───── Data in this exercise

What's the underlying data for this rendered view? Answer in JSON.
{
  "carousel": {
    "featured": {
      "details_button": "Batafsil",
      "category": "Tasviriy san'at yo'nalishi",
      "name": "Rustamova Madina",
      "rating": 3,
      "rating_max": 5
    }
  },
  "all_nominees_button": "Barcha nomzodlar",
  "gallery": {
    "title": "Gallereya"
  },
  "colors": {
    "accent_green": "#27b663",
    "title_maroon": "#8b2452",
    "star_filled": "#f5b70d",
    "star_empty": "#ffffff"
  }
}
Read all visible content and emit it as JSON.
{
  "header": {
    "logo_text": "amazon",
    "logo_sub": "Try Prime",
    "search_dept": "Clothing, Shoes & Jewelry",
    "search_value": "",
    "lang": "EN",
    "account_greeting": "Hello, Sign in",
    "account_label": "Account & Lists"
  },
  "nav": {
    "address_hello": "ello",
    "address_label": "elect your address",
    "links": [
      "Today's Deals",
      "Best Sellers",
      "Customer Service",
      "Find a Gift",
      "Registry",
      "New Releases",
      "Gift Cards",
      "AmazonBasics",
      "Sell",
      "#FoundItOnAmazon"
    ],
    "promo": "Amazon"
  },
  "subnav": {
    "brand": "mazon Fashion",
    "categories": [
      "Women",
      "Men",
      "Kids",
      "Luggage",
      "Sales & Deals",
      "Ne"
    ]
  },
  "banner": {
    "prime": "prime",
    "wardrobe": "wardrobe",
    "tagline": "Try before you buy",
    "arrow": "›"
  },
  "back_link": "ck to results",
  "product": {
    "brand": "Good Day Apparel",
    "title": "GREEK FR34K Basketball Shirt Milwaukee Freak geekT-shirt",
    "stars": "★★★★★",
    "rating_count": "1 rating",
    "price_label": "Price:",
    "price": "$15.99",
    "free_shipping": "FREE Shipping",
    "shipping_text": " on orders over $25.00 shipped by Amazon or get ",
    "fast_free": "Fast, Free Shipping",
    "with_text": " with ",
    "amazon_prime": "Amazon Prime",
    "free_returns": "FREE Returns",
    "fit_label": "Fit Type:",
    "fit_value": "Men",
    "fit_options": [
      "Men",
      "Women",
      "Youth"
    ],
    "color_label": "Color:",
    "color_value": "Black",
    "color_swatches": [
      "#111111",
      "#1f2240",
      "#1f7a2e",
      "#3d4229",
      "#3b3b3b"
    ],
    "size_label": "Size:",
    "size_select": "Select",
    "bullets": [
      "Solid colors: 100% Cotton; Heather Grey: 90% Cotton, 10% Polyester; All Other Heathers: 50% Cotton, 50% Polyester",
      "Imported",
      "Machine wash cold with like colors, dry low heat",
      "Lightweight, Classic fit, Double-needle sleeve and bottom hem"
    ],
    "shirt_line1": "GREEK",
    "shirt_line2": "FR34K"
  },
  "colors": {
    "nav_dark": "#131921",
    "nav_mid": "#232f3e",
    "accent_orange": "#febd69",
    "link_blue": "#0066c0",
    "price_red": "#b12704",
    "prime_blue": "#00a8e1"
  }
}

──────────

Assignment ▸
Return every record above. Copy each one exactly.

Output of the exercise ▸
What's the underlying data for this rendered view? Answer in JSON.
{
  "carousel": {
    "featured": {
      "details_button": "Batafsil",
      "category": "Tasviriy san'at yo'nalishi",
      "name": "Rustamova Madina",
      "rating": 3,
      "rating_max": 5
    }
  },
  "all_nominees_button": "Barcha nomzodlar",
  "gallery": {
    "title": "Gallereya"
  },
  "colors": {
    "accent_green": "#27b663",
    "title_maroon": "#8b2452",
    "star_filled": "#f5b70d",
    "star_empty": "#ffffff"
  }
}
Read all visible content and emit it as JSON.
{
  "header": {
    "logo_text": "amazon",
    "logo_sub": "Try Prime",
    "search_dept": "Clothing, Shoes & Jewelry",
    "search_value": "",
    "lang": "EN",
    "account_greeting": "Hello, Sign in",
    "account_label": "Account & Lists"
  },
  "nav": {
    "address_hello": "ello",
    "address_label": "elect your address",
    "links": [
      "Today's Deals",
      "Best Sellers",
      "Customer Service",
      "Find a Gift",
      "Registry",
      "New Releases",
      "Gift Cards",
      "AmazonBasics",
      "Sell",
      "#FoundItOnAmazon"
    ],
    "promo": "Amazon"
  },
  "subnav": {
    "brand": "mazon Fashion",
    "categories": [
      "Women",
      "Men",
      "Kids",
      "Luggage",
      "Sales & Deals",
      "Ne"
    ]
  },
  "banner": {
    "prime": "prime",
    "wardrobe": "wardrobe",
    "tagline": "Try before you buy",
    "arrow": "›"
  },
  "back_link": "ck to results",
  "product": {
    "brand": "Good Day Apparel",
    "title": "GREEK FR34K Basketball Shirt Milwaukee Freak geekT-shirt",
    "stars": "★★★★★",
    "rating_count": "1 rating",
    "price_label": "Price:",
    "price": "$15.99",
    "free_shipping": "FREE Shipping",
    "shipping_text": " on orders over $25.00 shipped by Amazon or get ",
    "fast_free": "Fast, Free Shipping",
    "with_text": " with ",
    "amazon_prime": "Amazon Prime",
    "free_returns": "FREE Returns",
    "fit_label": "Fit Type:",
    "fit_value": "Men",
    "fit_options": [
      "Men",
      "Women",
      "Youth"
    ],
    "color_label": "Color:",
    "color_value": "Black",
    "color_swatches": [
      "#111111",
      "#1f2240",
      "#1f7a2e",
      "#3d4229",
      "#3b3b3b"
    ],
    "size_label": "Size:",
    "size_select": "Select",
    "bullets": [
      "Solid colors: 100% Cotton; Heather Grey: 90% Cotton, 10% Polyester; All Other Heathers: 50% Cotton, 50% Polyester",
      "Imported",
      "Machine wash cold with like colors, dry low heat",
      "Lightweight, Classic fit, Double-needle sleeve and bottom hem"
    ],
    "shirt_line1": "GREEK",
    "shirt_line2": "FR34K"
  },
  "colors": {
    "nav_dark": "#131921",
    "nav_mid": "#232f3e",
    "accent_orange": "#febd69",
    "link_blue": "#0066c0",
    "price_red": "#b12704",
    "prime_blue": "#00a8e1"
  }
}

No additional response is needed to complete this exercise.